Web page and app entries
>>>
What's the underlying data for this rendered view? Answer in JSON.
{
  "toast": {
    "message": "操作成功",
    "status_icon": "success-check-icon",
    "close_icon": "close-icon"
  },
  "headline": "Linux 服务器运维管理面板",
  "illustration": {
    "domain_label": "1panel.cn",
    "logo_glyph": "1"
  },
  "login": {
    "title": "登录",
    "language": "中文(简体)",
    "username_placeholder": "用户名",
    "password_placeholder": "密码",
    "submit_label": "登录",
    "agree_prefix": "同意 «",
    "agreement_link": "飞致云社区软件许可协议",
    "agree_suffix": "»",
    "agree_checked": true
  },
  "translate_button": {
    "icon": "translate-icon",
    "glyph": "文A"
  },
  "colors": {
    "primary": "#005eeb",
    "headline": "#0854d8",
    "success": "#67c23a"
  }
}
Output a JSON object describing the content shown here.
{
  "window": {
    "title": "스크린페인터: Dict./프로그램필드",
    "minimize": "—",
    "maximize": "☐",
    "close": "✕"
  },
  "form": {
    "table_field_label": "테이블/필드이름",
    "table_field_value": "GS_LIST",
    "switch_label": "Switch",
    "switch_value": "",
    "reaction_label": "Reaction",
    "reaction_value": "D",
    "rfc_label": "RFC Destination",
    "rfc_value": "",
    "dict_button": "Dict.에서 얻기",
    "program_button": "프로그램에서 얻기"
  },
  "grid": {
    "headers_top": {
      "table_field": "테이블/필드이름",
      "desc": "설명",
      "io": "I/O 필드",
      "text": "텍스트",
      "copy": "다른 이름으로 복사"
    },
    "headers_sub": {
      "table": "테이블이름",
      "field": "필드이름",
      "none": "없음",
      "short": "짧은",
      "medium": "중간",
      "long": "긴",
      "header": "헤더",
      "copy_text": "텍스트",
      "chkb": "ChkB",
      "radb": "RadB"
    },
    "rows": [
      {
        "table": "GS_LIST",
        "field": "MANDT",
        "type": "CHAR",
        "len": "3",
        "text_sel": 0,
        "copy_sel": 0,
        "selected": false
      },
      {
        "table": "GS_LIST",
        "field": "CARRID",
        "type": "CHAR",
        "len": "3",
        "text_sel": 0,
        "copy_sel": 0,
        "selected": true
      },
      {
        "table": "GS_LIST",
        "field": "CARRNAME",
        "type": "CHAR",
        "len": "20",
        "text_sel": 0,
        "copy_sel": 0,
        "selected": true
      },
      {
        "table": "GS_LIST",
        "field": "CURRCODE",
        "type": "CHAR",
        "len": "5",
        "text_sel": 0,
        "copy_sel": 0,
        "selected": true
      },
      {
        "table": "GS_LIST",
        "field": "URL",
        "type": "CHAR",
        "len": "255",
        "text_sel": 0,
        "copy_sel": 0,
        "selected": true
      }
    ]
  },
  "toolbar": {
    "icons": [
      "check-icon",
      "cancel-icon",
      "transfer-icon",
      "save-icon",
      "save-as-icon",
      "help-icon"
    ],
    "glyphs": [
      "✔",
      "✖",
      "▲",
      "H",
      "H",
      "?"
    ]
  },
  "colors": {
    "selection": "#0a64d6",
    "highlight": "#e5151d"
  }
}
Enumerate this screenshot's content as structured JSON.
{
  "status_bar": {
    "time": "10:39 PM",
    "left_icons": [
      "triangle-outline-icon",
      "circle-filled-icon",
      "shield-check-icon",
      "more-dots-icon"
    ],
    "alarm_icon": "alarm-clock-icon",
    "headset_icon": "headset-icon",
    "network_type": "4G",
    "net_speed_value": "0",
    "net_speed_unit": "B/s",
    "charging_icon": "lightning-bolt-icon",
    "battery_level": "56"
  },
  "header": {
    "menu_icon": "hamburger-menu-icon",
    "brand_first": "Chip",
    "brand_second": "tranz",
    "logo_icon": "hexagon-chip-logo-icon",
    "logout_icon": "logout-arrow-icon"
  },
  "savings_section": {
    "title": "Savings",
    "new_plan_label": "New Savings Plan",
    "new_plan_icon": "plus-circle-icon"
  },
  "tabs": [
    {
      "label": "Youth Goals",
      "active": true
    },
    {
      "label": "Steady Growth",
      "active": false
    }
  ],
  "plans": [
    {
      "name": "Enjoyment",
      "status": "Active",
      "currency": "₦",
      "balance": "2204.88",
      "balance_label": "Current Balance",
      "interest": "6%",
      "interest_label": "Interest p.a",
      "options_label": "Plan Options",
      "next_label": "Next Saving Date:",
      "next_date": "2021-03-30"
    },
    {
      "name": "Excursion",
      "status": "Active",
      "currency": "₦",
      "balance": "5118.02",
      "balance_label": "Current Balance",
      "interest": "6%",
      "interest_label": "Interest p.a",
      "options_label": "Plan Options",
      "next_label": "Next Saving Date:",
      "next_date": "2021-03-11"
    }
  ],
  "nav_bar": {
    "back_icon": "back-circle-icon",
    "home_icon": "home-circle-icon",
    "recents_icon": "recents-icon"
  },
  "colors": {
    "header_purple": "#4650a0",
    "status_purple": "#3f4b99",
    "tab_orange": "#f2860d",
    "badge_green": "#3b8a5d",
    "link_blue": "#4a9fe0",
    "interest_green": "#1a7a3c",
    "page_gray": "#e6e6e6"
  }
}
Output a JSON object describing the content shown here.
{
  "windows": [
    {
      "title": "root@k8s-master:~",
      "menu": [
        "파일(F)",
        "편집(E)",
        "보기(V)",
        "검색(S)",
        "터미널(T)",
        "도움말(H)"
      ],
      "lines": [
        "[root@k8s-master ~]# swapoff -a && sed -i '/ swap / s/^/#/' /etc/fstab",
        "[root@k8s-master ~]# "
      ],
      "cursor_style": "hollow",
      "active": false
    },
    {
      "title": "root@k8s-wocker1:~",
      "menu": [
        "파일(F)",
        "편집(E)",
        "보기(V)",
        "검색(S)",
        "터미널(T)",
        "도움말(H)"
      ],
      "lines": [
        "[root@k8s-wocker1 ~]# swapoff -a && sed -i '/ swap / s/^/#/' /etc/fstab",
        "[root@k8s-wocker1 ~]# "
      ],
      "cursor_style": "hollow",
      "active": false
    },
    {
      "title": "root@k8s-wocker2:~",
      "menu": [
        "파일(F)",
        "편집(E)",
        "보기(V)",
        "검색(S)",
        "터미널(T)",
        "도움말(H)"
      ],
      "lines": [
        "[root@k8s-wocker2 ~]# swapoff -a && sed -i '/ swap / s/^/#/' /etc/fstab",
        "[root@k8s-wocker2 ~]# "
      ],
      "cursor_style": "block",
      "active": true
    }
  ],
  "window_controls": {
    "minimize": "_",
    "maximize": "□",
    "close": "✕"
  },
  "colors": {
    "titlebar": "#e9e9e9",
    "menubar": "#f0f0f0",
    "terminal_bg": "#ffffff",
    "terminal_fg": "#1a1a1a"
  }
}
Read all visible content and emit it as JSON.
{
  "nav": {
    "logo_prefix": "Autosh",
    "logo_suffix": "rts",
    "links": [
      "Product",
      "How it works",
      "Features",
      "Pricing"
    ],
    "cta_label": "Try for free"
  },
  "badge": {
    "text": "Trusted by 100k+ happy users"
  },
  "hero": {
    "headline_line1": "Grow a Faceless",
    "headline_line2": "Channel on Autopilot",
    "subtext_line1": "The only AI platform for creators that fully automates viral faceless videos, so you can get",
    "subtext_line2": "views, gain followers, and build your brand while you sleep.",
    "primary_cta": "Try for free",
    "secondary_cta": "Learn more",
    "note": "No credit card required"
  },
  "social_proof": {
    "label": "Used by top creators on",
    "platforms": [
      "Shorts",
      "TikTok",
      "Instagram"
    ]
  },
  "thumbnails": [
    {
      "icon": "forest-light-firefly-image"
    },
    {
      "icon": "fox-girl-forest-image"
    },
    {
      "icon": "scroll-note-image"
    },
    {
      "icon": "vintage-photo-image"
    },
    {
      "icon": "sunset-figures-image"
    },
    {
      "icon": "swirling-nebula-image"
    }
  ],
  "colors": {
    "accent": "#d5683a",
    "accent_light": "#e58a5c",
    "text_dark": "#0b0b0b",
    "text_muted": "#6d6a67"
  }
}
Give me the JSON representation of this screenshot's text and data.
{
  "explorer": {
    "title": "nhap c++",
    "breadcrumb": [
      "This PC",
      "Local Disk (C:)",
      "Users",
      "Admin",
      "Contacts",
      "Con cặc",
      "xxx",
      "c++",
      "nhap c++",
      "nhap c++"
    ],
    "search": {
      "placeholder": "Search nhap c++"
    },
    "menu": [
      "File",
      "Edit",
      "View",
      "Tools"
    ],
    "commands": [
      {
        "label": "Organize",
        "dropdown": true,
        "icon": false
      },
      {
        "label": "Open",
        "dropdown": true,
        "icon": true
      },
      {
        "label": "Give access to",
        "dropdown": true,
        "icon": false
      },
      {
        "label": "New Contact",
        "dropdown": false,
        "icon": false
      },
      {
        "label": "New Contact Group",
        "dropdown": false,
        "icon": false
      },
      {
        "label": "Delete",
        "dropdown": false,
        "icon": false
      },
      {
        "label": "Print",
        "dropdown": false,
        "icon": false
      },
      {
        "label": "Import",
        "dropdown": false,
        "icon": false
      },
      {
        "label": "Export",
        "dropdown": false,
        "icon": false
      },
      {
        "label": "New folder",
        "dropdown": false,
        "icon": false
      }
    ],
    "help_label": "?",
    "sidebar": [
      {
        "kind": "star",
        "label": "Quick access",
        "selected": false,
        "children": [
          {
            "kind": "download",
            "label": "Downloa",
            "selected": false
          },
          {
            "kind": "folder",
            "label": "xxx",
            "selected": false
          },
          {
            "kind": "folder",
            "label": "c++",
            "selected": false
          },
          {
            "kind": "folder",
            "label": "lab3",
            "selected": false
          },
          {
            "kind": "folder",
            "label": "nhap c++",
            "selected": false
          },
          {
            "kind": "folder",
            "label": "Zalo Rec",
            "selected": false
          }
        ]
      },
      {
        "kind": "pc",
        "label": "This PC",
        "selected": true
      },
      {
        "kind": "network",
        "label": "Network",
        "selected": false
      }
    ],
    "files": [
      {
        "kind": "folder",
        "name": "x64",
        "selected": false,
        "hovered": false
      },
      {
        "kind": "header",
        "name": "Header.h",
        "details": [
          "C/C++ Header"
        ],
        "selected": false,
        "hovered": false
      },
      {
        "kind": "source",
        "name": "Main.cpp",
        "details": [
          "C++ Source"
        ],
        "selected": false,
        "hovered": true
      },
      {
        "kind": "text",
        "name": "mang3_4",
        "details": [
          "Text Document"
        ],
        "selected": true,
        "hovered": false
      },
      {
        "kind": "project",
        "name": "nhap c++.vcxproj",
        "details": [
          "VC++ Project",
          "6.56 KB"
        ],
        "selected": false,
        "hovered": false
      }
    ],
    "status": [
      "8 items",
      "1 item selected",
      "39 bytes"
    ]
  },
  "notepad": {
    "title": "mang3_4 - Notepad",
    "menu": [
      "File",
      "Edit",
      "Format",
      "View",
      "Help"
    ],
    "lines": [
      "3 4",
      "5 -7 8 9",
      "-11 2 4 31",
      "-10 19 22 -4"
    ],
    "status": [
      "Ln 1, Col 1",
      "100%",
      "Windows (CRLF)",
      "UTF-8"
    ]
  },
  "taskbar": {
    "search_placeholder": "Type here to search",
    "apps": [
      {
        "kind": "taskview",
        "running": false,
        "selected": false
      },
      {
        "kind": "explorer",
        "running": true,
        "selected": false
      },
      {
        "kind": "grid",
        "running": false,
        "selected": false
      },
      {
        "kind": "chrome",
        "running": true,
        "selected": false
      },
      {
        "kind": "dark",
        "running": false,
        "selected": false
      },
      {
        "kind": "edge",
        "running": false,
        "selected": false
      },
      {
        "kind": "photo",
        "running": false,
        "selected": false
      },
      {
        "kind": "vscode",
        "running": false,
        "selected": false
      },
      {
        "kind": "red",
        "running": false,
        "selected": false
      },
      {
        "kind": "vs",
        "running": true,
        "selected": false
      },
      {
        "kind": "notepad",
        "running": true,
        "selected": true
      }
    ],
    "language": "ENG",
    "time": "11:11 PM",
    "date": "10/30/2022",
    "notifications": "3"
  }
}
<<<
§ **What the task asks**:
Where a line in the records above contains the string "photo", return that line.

§ **Task output**:
      "icon": "vintage-photo-image"
        "kind": "photo",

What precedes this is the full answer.